I now need to design all the individual aluminum panels and have those lasered and CNC'd. I'll receive them already pilot-drilled and powdercoated so all I'll need to do is drill the tubes and rivet the panels in place. A lot of various brackets also need to be made so I'll have them done at the same time. They'll be attached with rivnuts. Another design item that remains are the front and rear crush structures that will also carry the radiators and serve as bodywork attachment points. I have a good idea of what needs to be done but I want to stare at all the parts sitting together to see what might be the best way to do that.

In the meantime, the frame is boxed up and ready to ship... Should be here in a week or so. Thanks again to Phil Burke for the excellent work and taking the effort to do it right.

03/10/05 Well, after much labor the shop space is now ready to use - or close enough for the moment. The frame arrived yesterday, the powdercoated suspension arms should be ready in a day or two, a lot of the bolts are here, rodends should show up today ($1,500 worth of them!), etc. Assembly is about ready to start. I'll need to migrate my whole pile of parts from the garage to the shop which will happen over the next week. Then I'll even be able to use the lift again.

Of course a lot of design and fabrication remains - all the sheetmetal panels for the frame, front and rear crush structures, body and floor mounts, interior, steerig column (this just needs to be made), shifter, gas pedal, some internal composite panels and such. Then, for production I need to design the carbon tub, the belt drive system, new diffs and probably a whole host of other items. I've got my work cut out for me! But progress is visible, tangible and exciting. I'm looking forward to getting it all done.

03/11/05 Picked up the suspension arms from powdercoaters - they look great. Now I need to press in bushings, install bearings and rodends, then they can be assembled to the frame (although I'll wait for that last step until I have the alum panels riveted). I also installed wheel bearings in uprights by heating the latter in a toaster oven to 350F - the bearings slipped right in. Gotta love CAD and CNC machining :) Speaking of which, I test-fit one of the shocks, the one that could potentially have a clearance problem to the rear rollbar. Lo and behold, it has 0.2" clearance, just like SolidWorks says. Neat. Steering rack goes right in too. Next were the Timesert inserts in the uprights and the diff mount brackets and now those are in.

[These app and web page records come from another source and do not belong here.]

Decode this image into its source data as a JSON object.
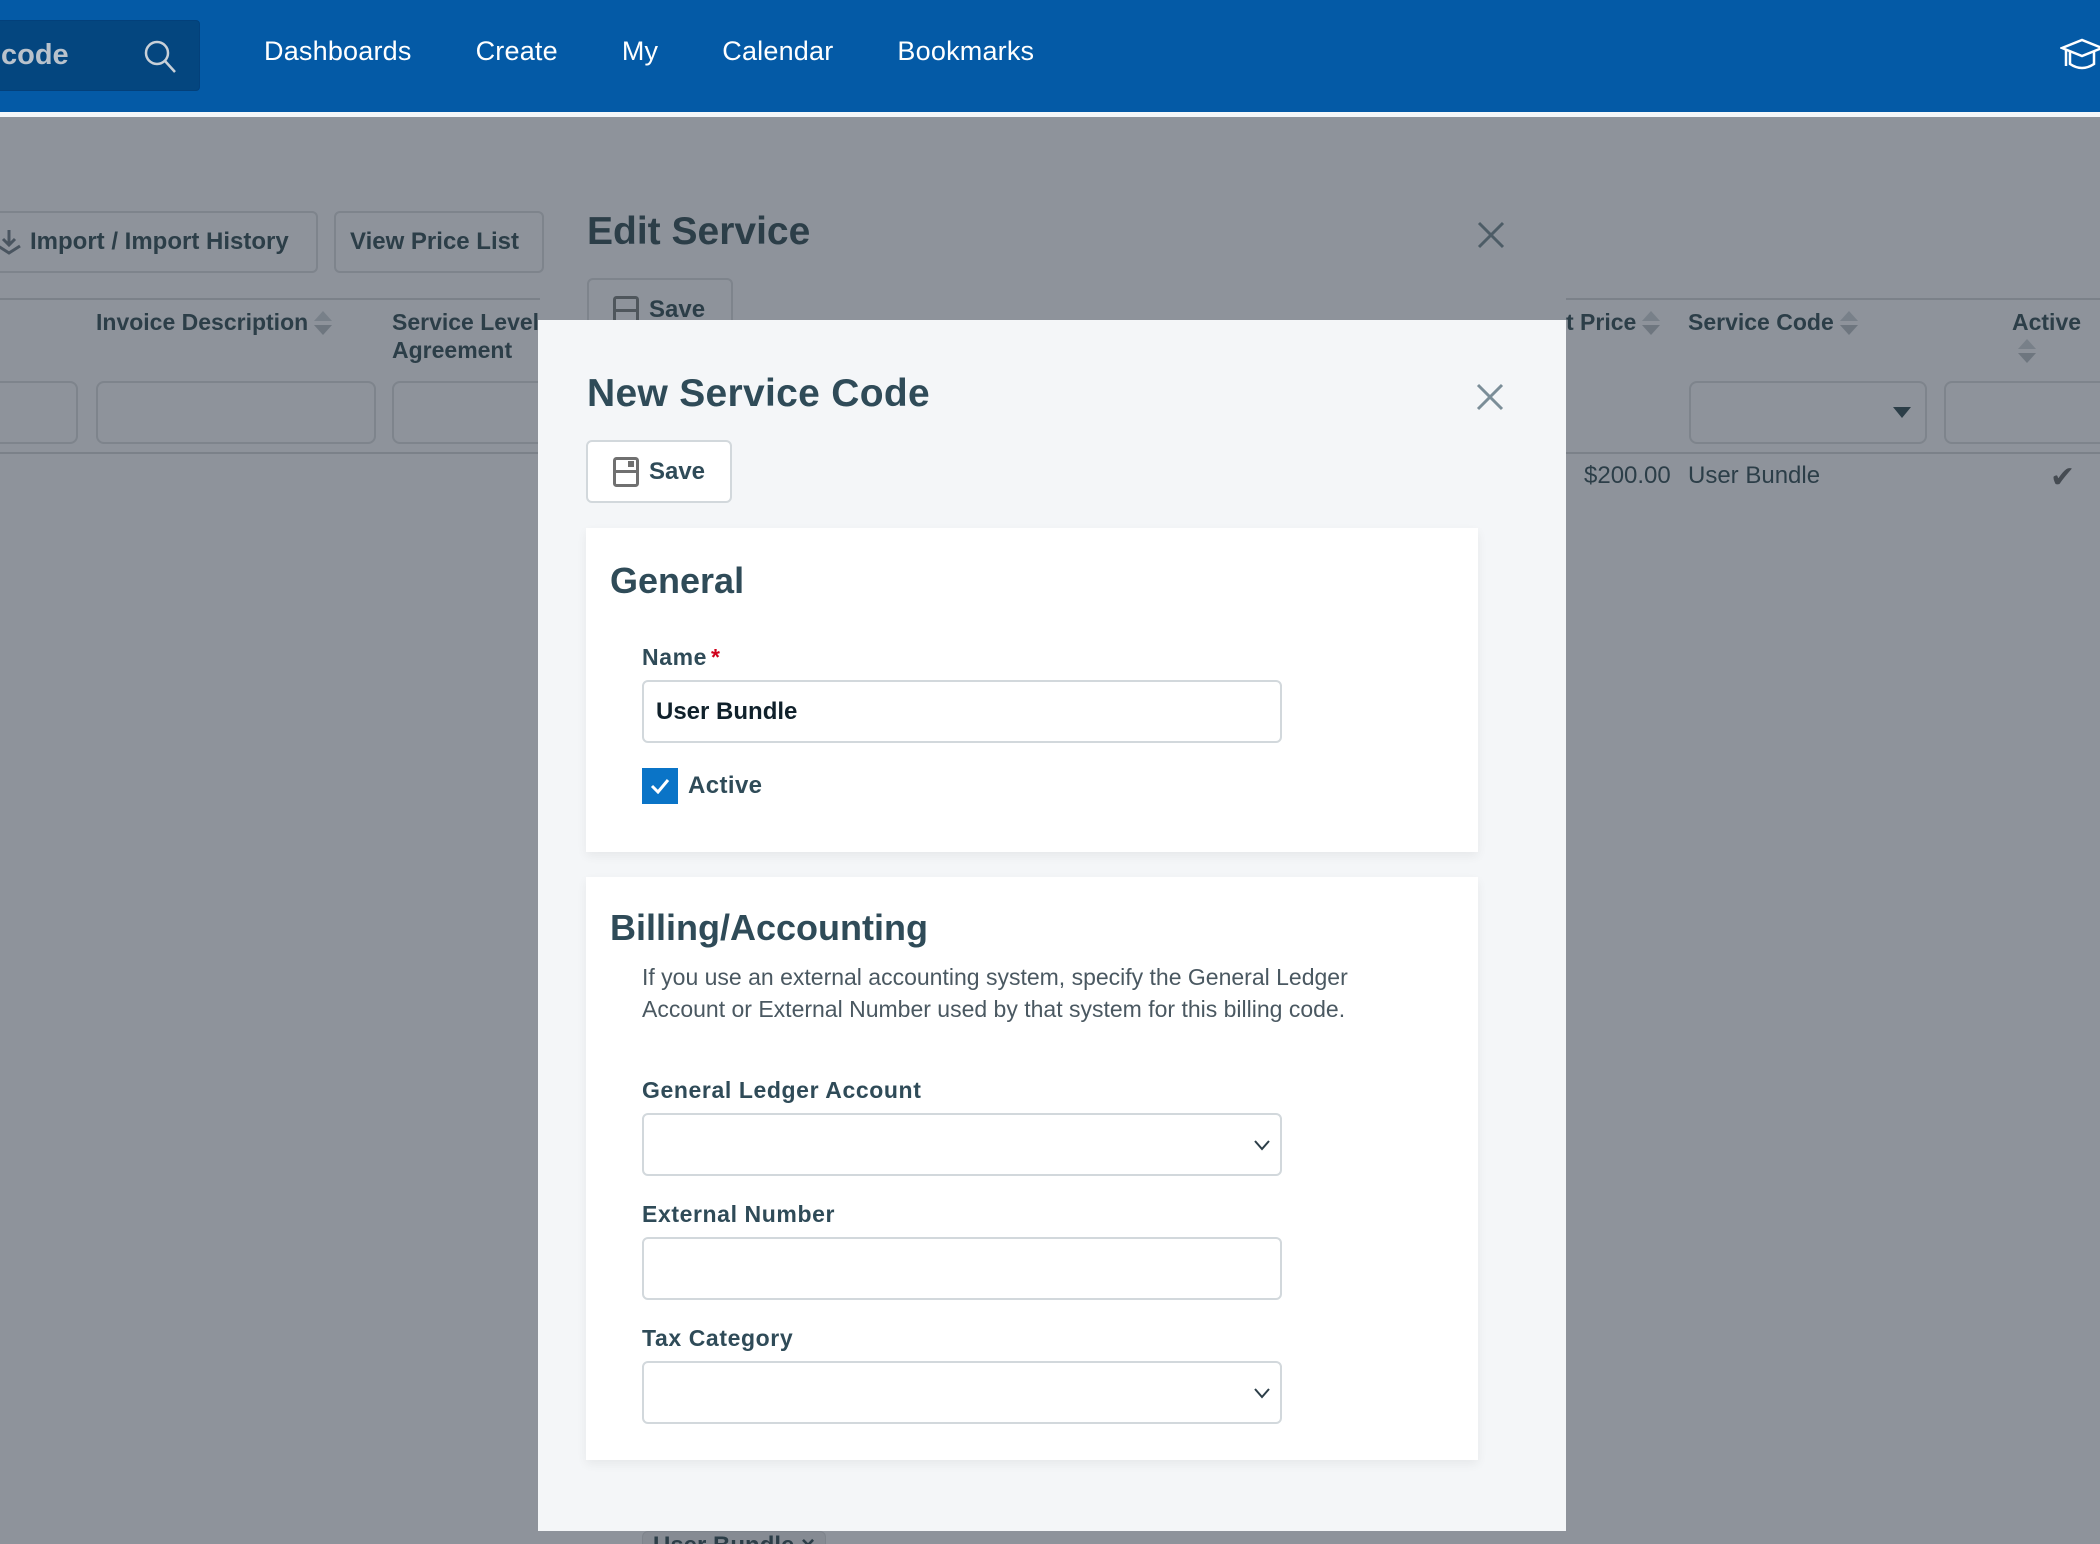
{
  "header": {
    "search_value": "code",
    "search_icon": "search-icon",
    "nav": [
      "Dashboards",
      "Create",
      "My",
      "Calendar",
      "Bookmarks"
    ],
    "right_icon": "graduation-cap-icon",
    "brand_color": "#045aa6"
  },
  "background": {
    "buttons": {
      "import": "Import / Import History",
      "price_list": "View Price List"
    },
    "columns": {
      "invoice_description": "Invoice Description",
      "sla_line1": "Service Level",
      "sla_line2": "Agreement",
      "price": "t Price",
      "service_code": "Service Code",
      "active": "Active"
    },
    "row": {
      "price": "$200.00",
      "service_code": "User Bundle",
      "active": "✔"
    },
    "edit_panel": {
      "title": "Edit Service",
      "save": "Save",
      "tag": "User Bundle ×"
    }
  },
  "modal": {
    "title": "New Service Code",
    "save_label": "Save",
    "general": {
      "title": "General",
      "name_label": "Name",
      "required_mark": "*",
      "name_value": "User Bundle",
      "active_label": "Active",
      "active_checked": true
    },
    "billing": {
      "title": "Billing/Accounting",
      "help_line1": "If you use an external accounting system, specify the General Ledger",
      "help_line2": "Account or External Number used by that system for this billing code.",
      "gl_label": "General Ledger Account",
      "gl_value": "",
      "external_label": "External Number",
      "external_value": "",
      "tax_label": "Tax Category",
      "tax_value": ""
    },
    "accent_color": "#0a74c7"
  }
}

I'll be able to do some assembly before fitting the alum panels but I shouldn't get too carried away with that. What I really should do is sit down and design all the sheetmetal then send it off for fab. There's a lot to be done there, from the backbone and cockpit skins to front and rear crush structures to various brackets such as gas pedal mount, instrument cluster mount, etc....

Lots of little fiddly bits still need to be designed and fabbed, too. I have a lot of them modeled in my in-head simulator but I still have to output them into SolidWorks, then out to vendors. This is fun :)